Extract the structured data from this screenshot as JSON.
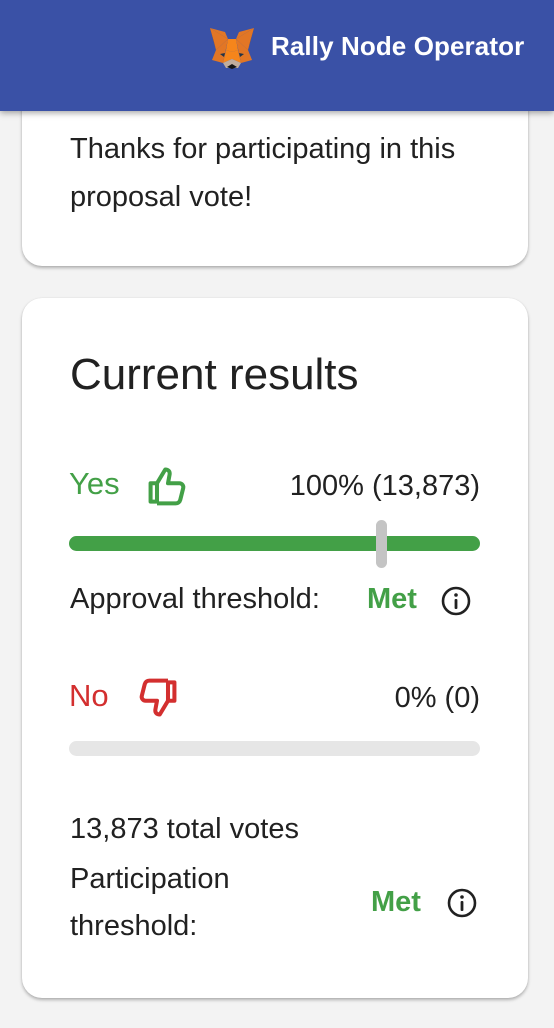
{
  "header": {
    "title": "Rally Node Operator",
    "logo_icon": "metamask-fox-icon",
    "background_color": "#3a51a6"
  },
  "thanks_card": {
    "message": "Thanks for participating in this proposal vote!"
  },
  "results": {
    "title": "Current results",
    "yes": {
      "label": "Yes",
      "icon": "thumb-up-icon",
      "value_text": "100% (13,873)",
      "fill_fraction": 1.0,
      "color": "#43a047"
    },
    "approval_threshold": {
      "label": "Approval threshold:",
      "status": "Met",
      "marker_fraction": 0.76
    },
    "no": {
      "label": "No",
      "icon": "thumb-down-icon",
      "value_text": "0% (0)",
      "fill_fraction": 0.0,
      "color": "#d32f2f"
    },
    "total_votes": "13,873 total votes",
    "participation_threshold": {
      "label": "Participation threshold:",
      "status": "Met"
    },
    "status_color": "#43a047"
  }
}
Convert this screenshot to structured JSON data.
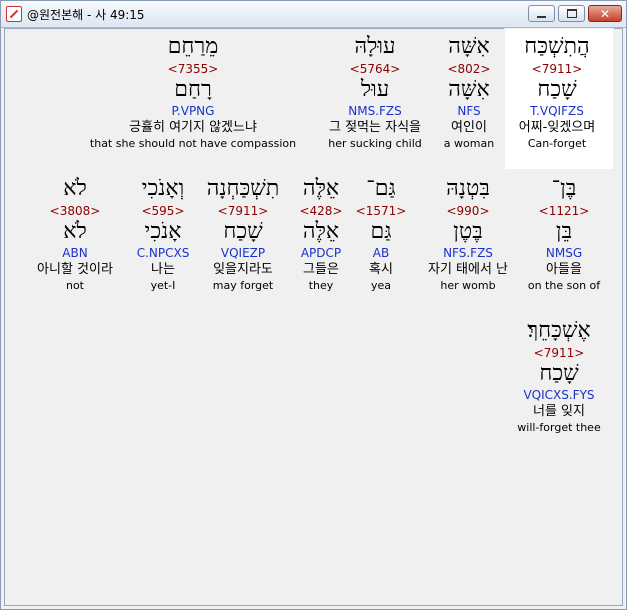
{
  "window": {
    "title": "@원전본해 - 사 49:15",
    "buttons": {
      "minimize": "",
      "maximize": "",
      "close": "✕"
    }
  },
  "rows": [
    [
      {
        "hebrew": "הֲתִשְׁכַּח",
        "strong": "<7911>",
        "lemma": "שָׁכַח",
        "morph": "T.VQIFZS",
        "korean": "어찌-잊겠으며",
        "english": "Can-forget"
      },
      {
        "hebrew": "אִשָּׁה",
        "strong": "<802>",
        "lemma": "אִשָּׁה",
        "morph": "NFS",
        "korean": "여인이",
        "english": "a woman"
      },
      {
        "hebrew": "עוּלָהּ",
        "strong": "<5764>",
        "lemma": "עוּל",
        "morph": "NMS.FZS",
        "korean": "그 젖먹는 자식을",
        "english": "her sucking child"
      },
      {
        "hebrew": "מֵרַחֵם",
        "strong": "<7355>",
        "lemma": "רָחַם",
        "morph": "P.VPNG",
        "korean": "긍휼히 여기지 않겠느냐",
        "english": "that she should not have compassion"
      }
    ],
    [
      {
        "hebrew": "בֶּן־",
        "strong": "<1121>",
        "lemma": "בֵּן",
        "morph": "NMSG",
        "korean": "아들을",
        "english": "on the son of"
      },
      {
        "hebrew": "בִּטְנָהּ",
        "strong": "<990>",
        "lemma": "בֶּטֶן",
        "morph": "NFS.FZS",
        "korean": "자기 태에서 난",
        "english": "her womb"
      },
      {
        "hebrew": "גַּם־",
        "strong": "<1571>",
        "lemma": "גַּם",
        "morph": "AB",
        "korean": "혹시",
        "english": "yea"
      },
      {
        "hebrew": "אֵלֶּה",
        "strong": "<428>",
        "lemma": "אֵלֶּה",
        "morph": "APDCP",
        "korean": "그들은",
        "english": "they"
      },
      {
        "hebrew": "תִשְׁכַּחְנָה",
        "strong": "<7911>",
        "lemma": "שָׁכַח",
        "morph": "VQIEZP",
        "korean": "잊을지라도",
        "english": "may forget"
      },
      {
        "hebrew": "וְאָנֹכִי",
        "strong": "<595>",
        "lemma": "אָנֹכִי",
        "morph": "C.NPCXS",
        "korean": "나는",
        "english": "yet-I"
      },
      {
        "hebrew": "לֹא",
        "strong": "<3808>",
        "lemma": "לֹא",
        "morph": "ABN",
        "korean": "아니할 것이라",
        "english": "not"
      }
    ],
    [
      {
        "hebrew": "אֶשְׁכָּחֵךְ׃",
        "strong": "<7911>",
        "lemma": "שָׁכַח",
        "morph": "VQICXS.FYS",
        "korean": "너를 잊지",
        "english": "will-forget thee"
      }
    ]
  ]
}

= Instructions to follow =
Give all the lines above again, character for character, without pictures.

= Response =
Extract the structured data from this screenshot as JSON.
{
  "header": {
    "title": "Rally Node Operator",
    "logo_icon": "metamask-fox-icon",
    "background_color": "#3a51a6"
  },
  "thanks_card": {
    "message": "Thanks for participating in this proposal vote!"
  },
  "results": {
    "title": "Current results",
    "yes": {
      "label": "Yes",
      "icon": "thumb-up-icon",
      "value_text": "100% (13,873)",
      "fill_fraction": 1.0,
      "color": "#43a047"
    },
    "approval_threshold": {
      "label": "Approval threshold:",
      "status": "Met",
      "marker_fraction": 0.76
    },
    "no": {
      "label": "No",
      "icon": "thumb-down-icon",
      "value_text": "0% (0)",
      "fill_fraction": 0.0,
      "color": "#d32f2f"
    },
    "total_votes": "13,873 total votes",
    "participation_threshold": {
      "label": "Participation threshold:",
      "status": "Met"
    },
    "status_color": "#43a047"
  }
}
Convert this screenshot to structured JSON data.
{
  "window": {
    "title": "@원전본해 - 사 49:15",
    "buttons": {
      "minimize": "",
      "maximize": "",
      "close": "✕"
    }
  },
  "rows": [
    [
      {
        "hebrew": "הֲתִשְׁכַּח",
        "strong": "<7911>",
        "lemma": "שָׁכַח",
        "morph": "T.VQIFZS",
        "korean": "어찌-잊겠으며",
        "english": "Can-forget"
      },
      {
        "hebrew": "אִשָּׁה",
        "strong": "<802>",
        "lemma": "אִשָּׁה",
        "morph": "NFS",
        "korean": "여인이",
        "english": "a woman"
      },
      {
        "hebrew": "עוּלָהּ",
        "strong": "<5764>",
        "lemma": "עוּל",
        "morph": "NMS.FZS",
        "korean": "그 젖먹는 자식을",
        "english": "her sucking child"
      },
      {
        "hebrew": "מֵרַחֵם",
        "strong": "<7355>",
        "lemma": "רָחַם",
        "morph": "P.VPNG",
        "korean": "긍휼히 여기지 않겠느냐",
        "english": "that she should not have compassion"
      }
    ],
    [
      {
        "hebrew": "בֶּן־",
        "strong": "<1121>",
        "lemma": "בֵּן",
        "morph": "NMSG",
        "korean": "아들을",
        "english": "on the son of"
      },
      {
        "hebrew": "בִּטְנָהּ",
        "strong": "<990>",
        "lemma": "בֶּטֶן",
        "morph": "NFS.FZS",
        "korean": "자기 태에서 난",
        "english": "her womb"
      },
      {
        "hebrew": "גַּם־",
        "strong": "<1571>",
        "lemma": "גַּם",
        "morph": "AB",
        "korean": "혹시",
        "english": "yea"
      },
      {
        "hebrew": "אֵלֶּה",
        "strong": "<428>",
        "lemma": "אֵלֶּה",
        "morph": "APDCP",
        "korean": "그들은",
        "english": "they"
      },
      {
        "hebrew": "תִשְׁכַּחְנָה",
        "strong": "<7911>",
        "lemma": "שָׁכַח",
        "morph": "VQIEZP",
        "korean": "잊을지라도",
        "english": "may forget"
      },
      {
        "hebrew": "וְאָנֹכִי",
        "strong": "<595>",
        "lemma": "אָנֹכִי",
        "morph": "C.NPCXS",
        "korean": "나는",
        "english": "yet-I"
      },
      {
        "hebrew": "לֹא",
        "strong": "<3808>",
        "lemma": "לֹא",
        "morph": "ABN",
        "korean": "아니할 것이라",
        "english": "not"
      }
    ],
    [
      {
        "hebrew": "אֶשְׁכָּחֵךְ׃",
        "strong": "<7911>",
        "lemma": "שָׁכַח",
        "morph": "VQICXS.FYS",
        "korean": "너를 잊지",
        "english": "will-forget thee"
      }
    ]
  ]
}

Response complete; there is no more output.